▸ **Work instruction**
Copy every record below exactly as it appears.

▸ **Data**
———
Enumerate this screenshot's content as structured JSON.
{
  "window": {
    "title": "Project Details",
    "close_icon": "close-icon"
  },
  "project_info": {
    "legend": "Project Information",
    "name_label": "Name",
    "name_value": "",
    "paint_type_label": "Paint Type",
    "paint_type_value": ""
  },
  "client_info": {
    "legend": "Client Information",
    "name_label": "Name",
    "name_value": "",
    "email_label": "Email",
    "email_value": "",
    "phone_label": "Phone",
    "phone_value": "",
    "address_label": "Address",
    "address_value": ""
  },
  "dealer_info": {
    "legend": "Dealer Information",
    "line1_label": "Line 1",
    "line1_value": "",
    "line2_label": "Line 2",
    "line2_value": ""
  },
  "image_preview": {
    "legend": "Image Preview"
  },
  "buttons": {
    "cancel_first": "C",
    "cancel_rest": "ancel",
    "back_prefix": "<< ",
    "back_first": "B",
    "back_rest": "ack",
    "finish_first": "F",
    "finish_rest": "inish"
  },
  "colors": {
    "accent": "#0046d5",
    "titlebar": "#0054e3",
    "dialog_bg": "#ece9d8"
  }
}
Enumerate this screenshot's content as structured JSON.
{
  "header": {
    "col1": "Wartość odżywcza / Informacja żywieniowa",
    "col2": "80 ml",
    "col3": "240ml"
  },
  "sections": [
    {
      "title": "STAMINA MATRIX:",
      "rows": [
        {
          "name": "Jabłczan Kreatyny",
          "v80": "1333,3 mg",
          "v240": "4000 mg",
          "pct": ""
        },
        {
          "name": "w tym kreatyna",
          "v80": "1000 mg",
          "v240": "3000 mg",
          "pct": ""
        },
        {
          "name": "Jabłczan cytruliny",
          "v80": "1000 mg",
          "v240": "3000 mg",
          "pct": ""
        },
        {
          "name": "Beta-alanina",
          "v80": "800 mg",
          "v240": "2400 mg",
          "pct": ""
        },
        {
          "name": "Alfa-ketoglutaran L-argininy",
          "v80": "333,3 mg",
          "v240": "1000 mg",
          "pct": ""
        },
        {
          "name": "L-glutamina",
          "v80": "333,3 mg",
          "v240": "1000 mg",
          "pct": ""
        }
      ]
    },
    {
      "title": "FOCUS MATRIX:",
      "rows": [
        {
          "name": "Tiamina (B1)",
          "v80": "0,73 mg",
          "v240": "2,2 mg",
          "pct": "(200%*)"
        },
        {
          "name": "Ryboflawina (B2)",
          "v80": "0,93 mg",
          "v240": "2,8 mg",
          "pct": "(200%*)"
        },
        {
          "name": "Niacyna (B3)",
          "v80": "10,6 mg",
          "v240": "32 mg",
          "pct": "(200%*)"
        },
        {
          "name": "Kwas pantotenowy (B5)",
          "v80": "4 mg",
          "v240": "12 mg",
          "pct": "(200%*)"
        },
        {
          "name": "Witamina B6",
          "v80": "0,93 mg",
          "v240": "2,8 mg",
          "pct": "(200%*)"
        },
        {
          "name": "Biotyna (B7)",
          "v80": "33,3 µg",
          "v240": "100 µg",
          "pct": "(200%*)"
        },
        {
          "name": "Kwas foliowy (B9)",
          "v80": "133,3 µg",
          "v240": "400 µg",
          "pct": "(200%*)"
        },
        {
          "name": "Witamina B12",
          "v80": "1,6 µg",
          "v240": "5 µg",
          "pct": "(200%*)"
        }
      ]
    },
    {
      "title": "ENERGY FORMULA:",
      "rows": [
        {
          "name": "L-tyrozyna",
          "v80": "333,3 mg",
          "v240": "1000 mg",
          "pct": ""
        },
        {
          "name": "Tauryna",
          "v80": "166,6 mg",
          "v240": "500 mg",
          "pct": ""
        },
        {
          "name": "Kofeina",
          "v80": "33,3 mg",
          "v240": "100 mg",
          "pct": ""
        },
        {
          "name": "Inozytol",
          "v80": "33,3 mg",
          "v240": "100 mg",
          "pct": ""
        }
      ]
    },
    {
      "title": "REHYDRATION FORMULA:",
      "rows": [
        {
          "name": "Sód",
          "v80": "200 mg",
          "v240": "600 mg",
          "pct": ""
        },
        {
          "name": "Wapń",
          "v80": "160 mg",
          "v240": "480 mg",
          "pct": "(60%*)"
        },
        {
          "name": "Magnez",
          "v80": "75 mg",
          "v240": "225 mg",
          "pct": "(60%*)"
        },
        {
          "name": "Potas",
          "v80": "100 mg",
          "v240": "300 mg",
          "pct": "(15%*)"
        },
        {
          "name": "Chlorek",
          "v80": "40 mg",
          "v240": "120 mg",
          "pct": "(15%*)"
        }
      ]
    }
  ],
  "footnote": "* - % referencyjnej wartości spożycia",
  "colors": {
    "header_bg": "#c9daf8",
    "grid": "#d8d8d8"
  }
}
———
▸ **Solution to the exercise**
Enumerate this screenshot's content as structured JSON.
{
  "window": {
    "title": "Project Details",
    "close_icon": "close-icon"
  },
  "project_info": {
    "legend": "Project Information",
    "name_label": "Name",
    "name_value": "",
    "paint_type_label": "Paint Type",
    "paint_type_value": ""
  },
  "client_info": {
    "legend": "Client Information",
    "name_label": "Name",
    "name_value": "",
    "email_label": "Email",
    "email_value": "",
    "phone_label": "Phone",
    "phone_value": "",
    "address_label": "Address",
    "address_value": ""
  },
  "dealer_info": {
    "legend": "Dealer Information",
    "line1_label": "Line 1",
    "line1_value": "",
    "line2_label": "Line 2",
    "line2_value": ""
  },
  "image_preview": {
    "legend": "Image Preview"
  },
  "buttons": {
    "cancel_first": "C",
    "cancel_rest": "ancel",
    "back_prefix": "<< ",
    "back_first": "B",
    "back_rest": "ack",
    "finish_first": "F",
    "finish_rest": "inish"
  },
  "colors": {
    "accent": "#0046d5",
    "titlebar": "#0054e3",
    "dialog_bg": "#ece9d8"
  }
}
Enumerate this screenshot's content as structured JSON.
{
  "header": {
    "col1": "Wartość odżywcza / Informacja żywieniowa",
    "col2": "80 ml",
    "col3": "240ml"
  },
  "sections": [
    {
      "title": "STAMINA MATRIX:",
      "rows": [
        {
          "name": "Jabłczan Kreatyny",
          "v80": "1333,3 mg",
          "v240": "4000 mg",
          "pct": ""
        },
        {
          "name": "w tym kreatyna",
          "v80": "1000 mg",
          "v240": "3000 mg",
          "pct": ""
        },
        {
          "name": "Jabłczan cytruliny",
          "v80": "1000 mg",
          "v240": "3000 mg",
          "pct": ""
        },
        {
          "name": "Beta-alanina",
          "v80": "800 mg",
          "v240": "2400 mg",
          "pct": ""
        },
        {
          "name": "Alfa-ketoglutaran L-argininy",
          "v80": "333,3 mg",
          "v240": "1000 mg",
          "pct": ""
        },
        {
          "name": "L-glutamina",
          "v80": "333,3 mg",
          "v240": "1000 mg",
          "pct": ""
        }
      ]
    },
    {
      "title": "FOCUS MATRIX:",
      "rows": [
        {
          "name": "Tiamina (B1)",
          "v80": "0,73 mg",
          "v240": "2,2 mg",
          "pct": "(200%*)"
        },
        {
          "name": "Ryboflawina (B2)",
          "v80": "0,93 mg",
          "v240": "2,8 mg",
          "pct": "(200%*)"
        },
        {
          "name": "Niacyna (B3)",
          "v80": "10,6 mg",
          "v240": "32 mg",
          "pct": "(200%*)"
        },
        {
          "name": "Kwas pantotenowy (B5)",
          "v80": "4 mg",
          "v240": "12 mg",
          "pct": "(200%*)"
        },
        {
          "name": "Witamina B6",
          "v80": "0,93 mg",
          "v240": "2,8 mg",
          "pct": "(200%*)"
        },
        {
          "name": "Biotyna (B7)",
          "v80": "33,3 µg",
          "v240": "100 µg",
          "pct": "(200%*)"
        },
        {
          "name": "Kwas foliowy (B9)",
          "v80": "133,3 µg",
          "v240": "400 µg",
          "pct": "(200%*)"
        },
        {
          "name": "Witamina B12",
          "v80": "1,6 µg",
          "v240": "5 µg",
          "pct": "(200%*)"
        }
      ]
    },
    {
      "title": "ENERGY FORMULA:",
      "rows": [
        {
          "name": "L-tyrozyna",
          "v80": "333,3 mg",
          "v240": "1000 mg",
          "pct": ""
        },
        {
          "name": "Tauryna",
          "v80": "166,6 mg",
          "v240": "500 mg",
          "pct": ""
        },
        {
          "name": "Kofeina",
          "v80": "33,3 mg",
          "v240": "100 mg",
          "pct": ""
        },
        {
          "name": "Inozytol",
          "v80": "33,3 mg",
          "v240": "100 mg",
          "pct": ""
        }
      ]
    },
    {
      "title": "REHYDRATION FORMULA:",
      "rows": [
        {
          "name": "Sód",
          "v80": "200 mg",
          "v240": "600 mg",
          "pct": ""
        },
        {
          "name": "Wapń",
          "v80": "160 mg",
          "v240": "480 mg",
          "pct": "(60%*)"
        },
        {
          "name": "Magnez",
          "v80": "75 mg",
          "v240": "225 mg",
          "pct": "(60%*)"
        },
        {
          "name": "Potas",
          "v80": "100 mg",
          "v240": "300 mg",
          "pct": "(15%*)"
        },
        {
          "name": "Chlorek",
          "v80": "40 mg",
          "v240": "120 mg",
          "pct": "(15%*)"
        }
      ]
    }
  ],
  "footnote": "* - % referencyjnej wartości spożycia",
  "colors": {
    "header_bg": "#c9daf8",
    "grid": "#d8d8d8"
  }
}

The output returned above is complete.